Lauren Sinner December 19, 2017
Some artists develop an intuitive sense of color and others desire to dig deeply into theory to apply to their work. Thorough color study can span a diverse range of arts, sciences, and humanities. The exercises below have their roots in the 18th and 19th centuries, when art and science merged to study visual perception.
Easy to See Simultaneous Contrast
Simultaneous contrast occurs when two or more colors are viewed in the same visual field at the same time. The difference between the two colors becomes emphasized. This difference occurs in the visual system and is not a property of the color itself.
Exercise #1: Test the impact of a color change on another color.
- Use colored papers or painted backgrounds
- Apply a foreground color using acrylic paint or paper
- Describe what you see
- Can you create a design that uses this effect to add more color variation?
The illusion is most apparent, if the amount of value contrast between the colors is small. The color with the largest area will influence the color of lesser area. The brighter, more pure color will impact the color that is more neutral. Grays and tans are particularly influenced.
The Impact of After Image
The study of visual illusions that impact color evaluation also includes Successive Contrast or After Image. Successive Contrast means viewing the stimulus color and the impacted color sequentially. The appearance of a color can be changed because of another color viewed previously.
Focusing on a color produces the sensation of the complementary hue once the original stimulus is removed. The after image:
- Appears after the original image
- Is the complement of the original color
- Is less intense than the original
- Drifts and moves with eye movement
- Can be seen in the absence of light, such as closing your eyes.
Exercise #2: Try the same experiment with a different pair of complements. Can you create a design that uses this effect to add more color variation?
Seeing is Believing with Visual Mixture
Post Impressionist paintings introduced a sensation of light using small areas of color that mix together when viewed.
Exercise #3: As the Impressionists you can create the same illusion of light using visual mixture.
- Find or create large squares of color. Additive complementary colors work very well
- Cut paper into strips
- Weave strips of color together
- Compare of difference of the colors woven together with the large areas of the colors. What do you see?

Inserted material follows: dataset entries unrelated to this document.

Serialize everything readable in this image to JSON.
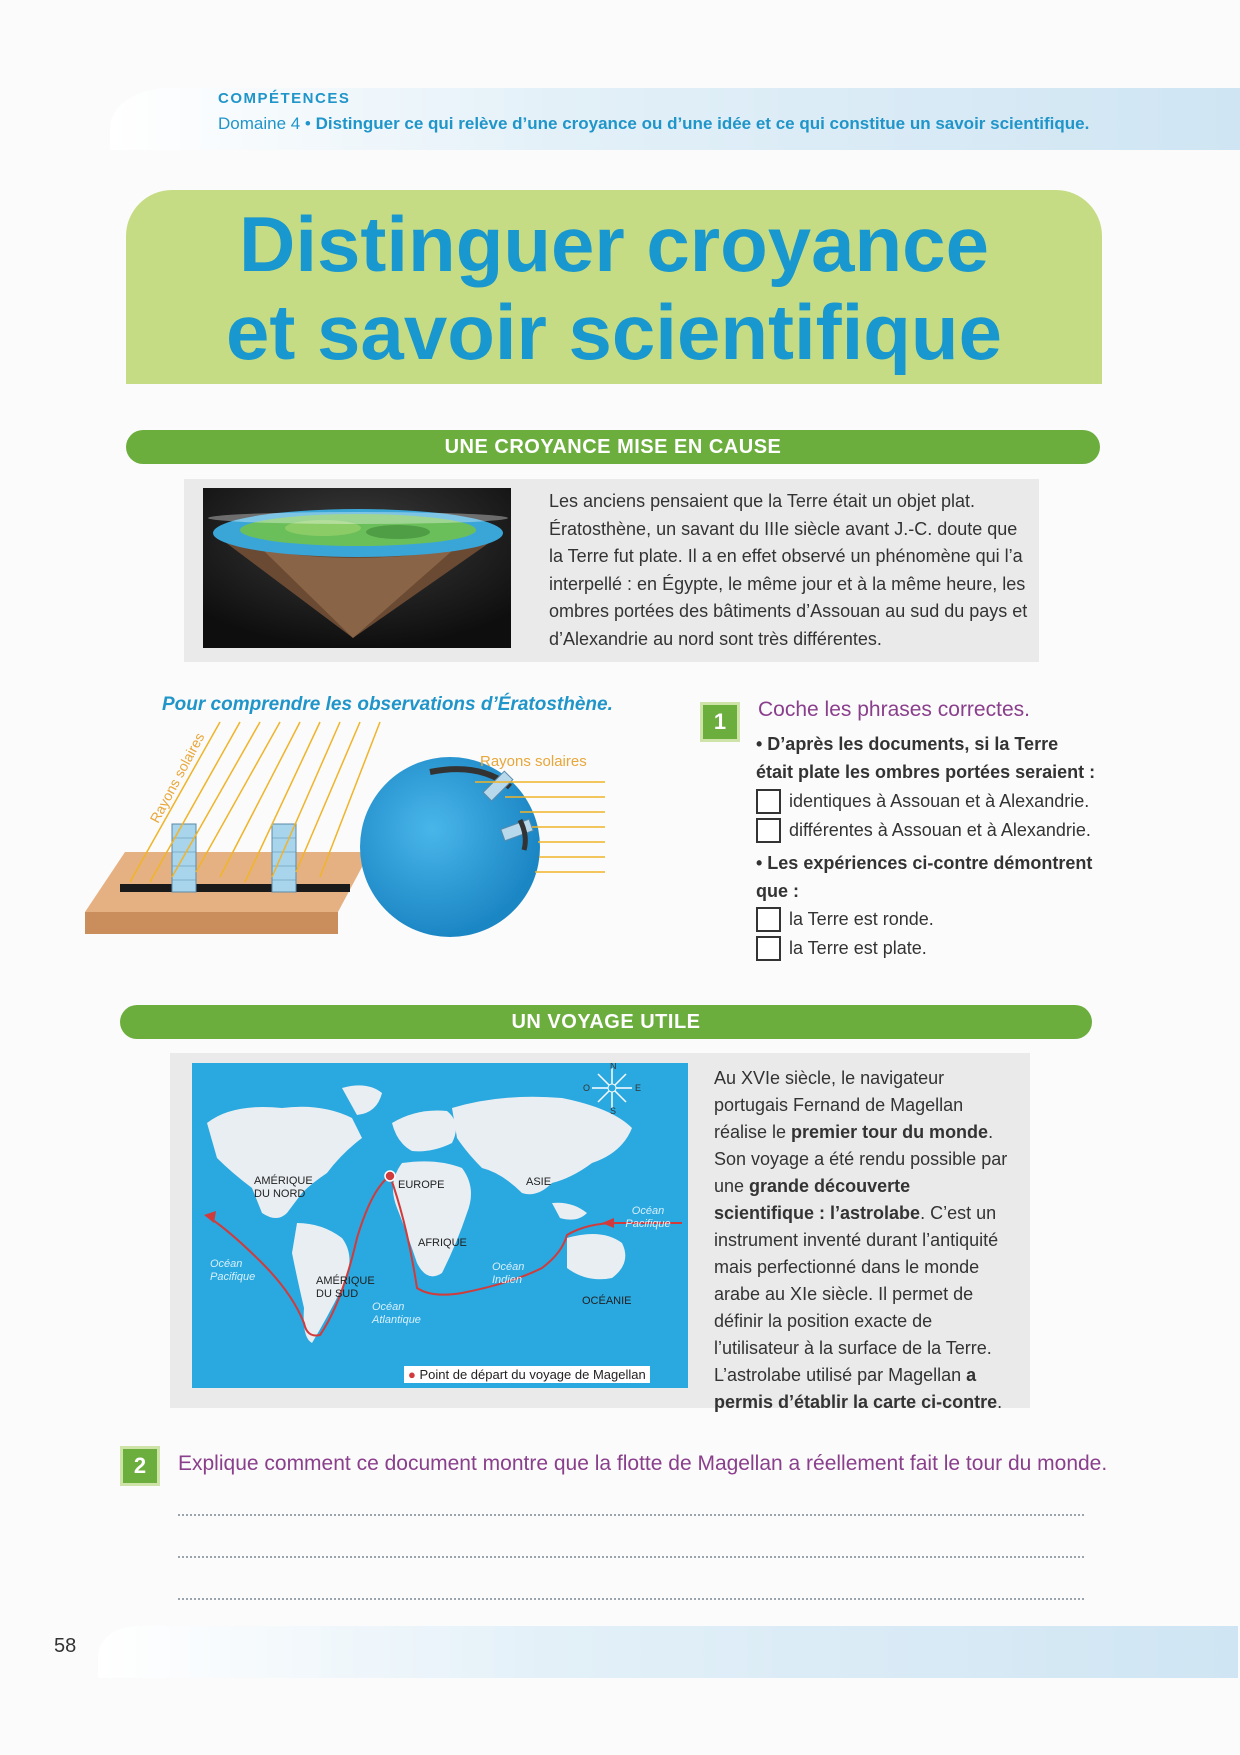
{
  "header": {
    "competences_label": "COMPÉTENCES",
    "domain_label": "Domaine 4 •",
    "domain_text": "Distinguer ce qui relève d’une croyance ou d’une idée et ce qui constitue un savoir scientifique."
  },
  "title": {
    "line1": "Distinguer croyance",
    "line2": "et savoir scientifique"
  },
  "section1": {
    "bar_label": "UNE CROYANCE MISE EN CAUSE",
    "text": "Les anciens pensaient que la Terre était un objet plat. Ératosthène, un savant du IIIe siècle avant J.-C. doute que la Terre fut plate. Il a en effet observé un phénomène qui l’a interpellé : en Égypte, le même jour et à la même heure, les ombres portées des bâtiments d’Assouan au sud du pays et d’Alexandrie au nord sont très différentes.",
    "caption": "Pour comprendre les observations d’Ératosthène.",
    "rays_label_left": "Rayons solaires",
    "rays_label_right": "Rayons solaires"
  },
  "exercise1": {
    "number": "1",
    "title": "Coche les phrases correctes.",
    "q1": "• D’après les documents, si la Terre était plate les ombres portées seraient :",
    "q1_options": [
      "identiques à Assouan et à Alexandrie.",
      "différentes à Assouan et à Alexandrie."
    ],
    "q2": "• Les expériences ci-contre démontrent que :",
    "q2_options": [
      "la Terre est ronde.",
      "la Terre est plate."
    ]
  },
  "section2": {
    "bar_label": "UN VOYAGE UTILE",
    "text_p1": "Au XVIe siècle, le navigateur portugais Fernand de Magellan réalise le ",
    "text_b1": "premier tour du monde",
    "text_p2": ". Son voyage a été rendu possible par une ",
    "text_b2": "grande découverte scientifique : l’astrolabe",
    "text_p3": ". C’est un instrument inventé durant l’antiquité mais perfectionné dans le monde arabe au XIe siècle. Il permet de définir la position exacte de l’utilisateur à la surface de la Terre. L’astrolabe utilisé par Magellan ",
    "text_b3": "a permis d’établir la carte ci-contre",
    "text_p4": ".",
    "map": {
      "north_america": "AMÉRIQUE DU NORD",
      "south_america": "AMÉRIQUE DU SUD",
      "europe": "EUROPE",
      "asia": "ASIE",
      "africa": "AFRIQUE",
      "oceania": "OCÉANIE",
      "pacific_left": "Océan Pacifique",
      "pacific_right": "Océan Pacifique",
      "atlantic": "Océan Atlantique",
      "indian": "Océan Indien",
      "legend": "Point de départ du voyage de Magellan",
      "compass_n": "N",
      "compass_s": "S",
      "compass_e": "E",
      "compass_o": "O"
    }
  },
  "exercise2": {
    "number": "2",
    "title": "Explique comment ce document montre que la flotte de Magellan a réellement fait le tour du monde."
  },
  "footer": {
    "page_number": "58"
  }
}
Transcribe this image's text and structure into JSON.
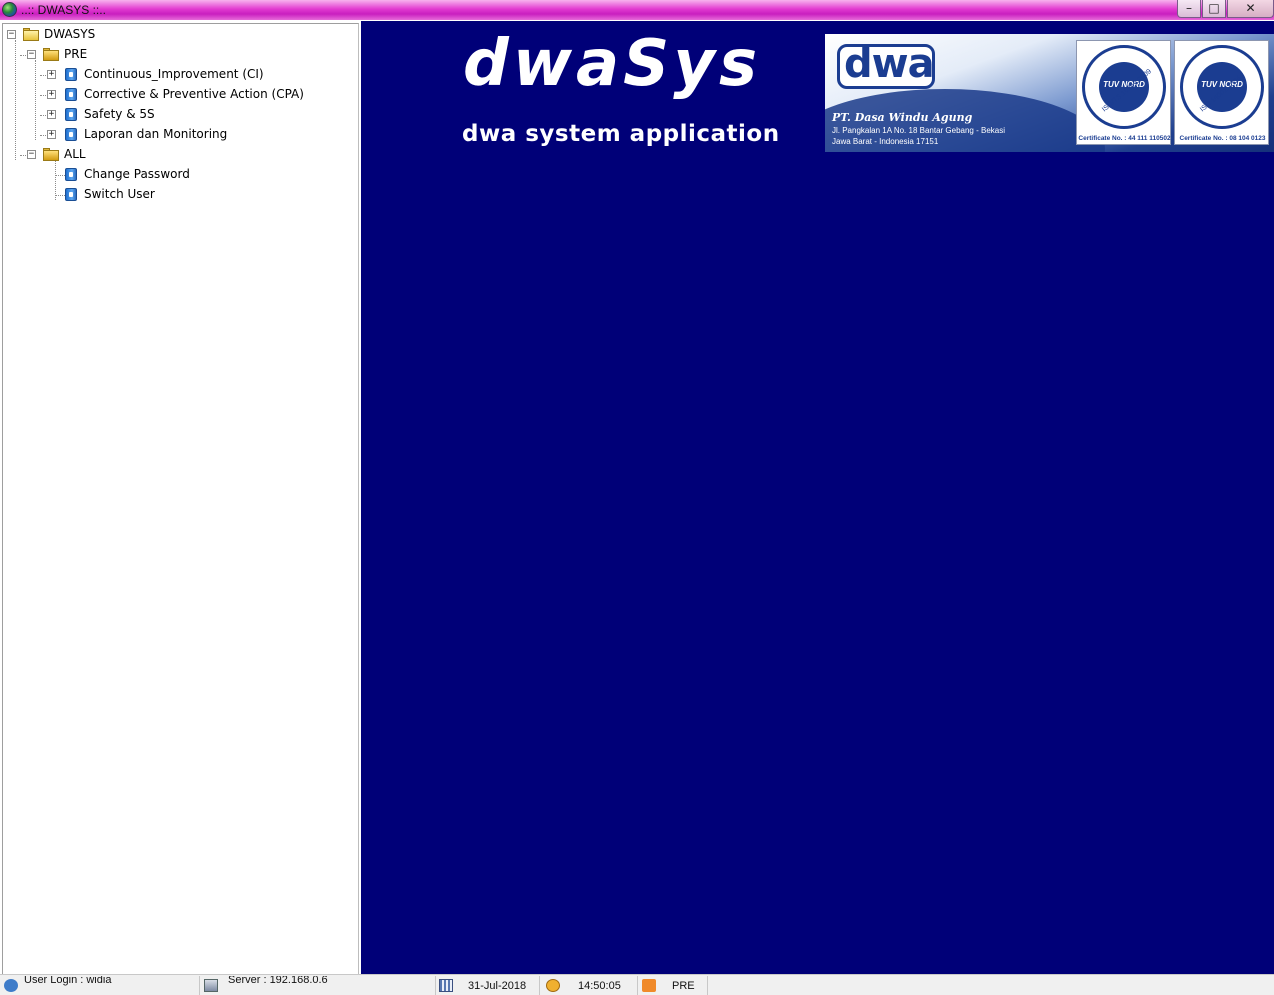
{
  "window": {
    "title": "..:: DWASYS ::..",
    "controls": {
      "minimize": "–",
      "maximize": "□",
      "close": "✕"
    }
  },
  "tree": {
    "root": {
      "label": "DWASYS",
      "icon": "folder-icon",
      "expander": "−"
    },
    "groups": [
      {
        "label": "PRE",
        "icon": "folder-open-icon",
        "expander": "−",
        "items": [
          {
            "label": "Continuous_Improvement (CI)",
            "icon": "module-icon",
            "expander": "+"
          },
          {
            "label": "Corrective & Preventive Action (CPA)",
            "icon": "module-icon",
            "expander": "+"
          },
          {
            "label": "Safety & 5S",
            "icon": "module-icon",
            "expander": "+"
          },
          {
            "label": "Laporan dan Monitoring",
            "icon": "module-icon",
            "expander": "+"
          }
        ]
      },
      {
        "label": "ALL",
        "icon": "folder-open-icon",
        "expander": "−",
        "items": [
          {
            "label": "Change Password",
            "icon": "module-icon"
          },
          {
            "label": "Switch User",
            "icon": "module-icon"
          }
        ]
      }
    ]
  },
  "branding": {
    "title": "dwaSys",
    "subtitle": "dwa system application",
    "banner": {
      "logo": "dwa",
      "company": "PT. Dasa Windu Agung",
      "address1": "Jl. Pangkalan 1A No. 18 Bantar Gebang - Bekasi",
      "address2": "Jawa Barat - Indonesia 17151",
      "certs": [
        {
          "seal": "TUV NORD",
          "standard": "ISO/TS 16949:2009",
          "number": "Certificate No. : 44 111 110502"
        },
        {
          "seal": "TUV NORD",
          "standard": "ISO 14001:2004",
          "number": "Certificate No. : 08 104 0123"
        }
      ]
    },
    "colors": {
      "background": "#000078",
      "brand_blue": "#1b3d91",
      "titlebar_accent": "#e23bd0"
    }
  },
  "status": {
    "user": "User Login : widia",
    "server": "Server : 192.168.0.6",
    "date": "31-Jul-2018",
    "time": "14:50:05",
    "plant": "PRE"
  }
}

- Compare of difference of the colors woven together on different background fields. What do you see?
Exercise #4: Try this with a small printed pattern or when framing your artwork.
Visual Balance using Spinning Colors
Optical mixing can also be achieved using spinning color. This was a technique to study visual perception of color and color mixing in the 19th and 20th centuries.
Exercise #5: Do you need another color for your palette?
- Spinner toys from a novelty or dollar store work very well for this color mixing experiment. Please avoid the style that has been recalled containing lead.
- Try the technique:
- Find colored paper or use colored pencils, markers or paint to create a design using the colors in your palette
- Cut a circle slightly larger than the spinner
- Make a hole in the center that will fit over the spinner
- Lighting conditions and speed of the spin will influence results
- Give it a whirl
By exploring color theory and artistic application, I hope you have enjoyed these simple exercises and generated some new ideas.
-Sharla Jean Hoskin
To read more about color theory and quilting, check out Sharla’s article “Following the Creative Path of Color Theory” from our Fall 2017 edition of Surface Design Journal “Color” (pages 18-25).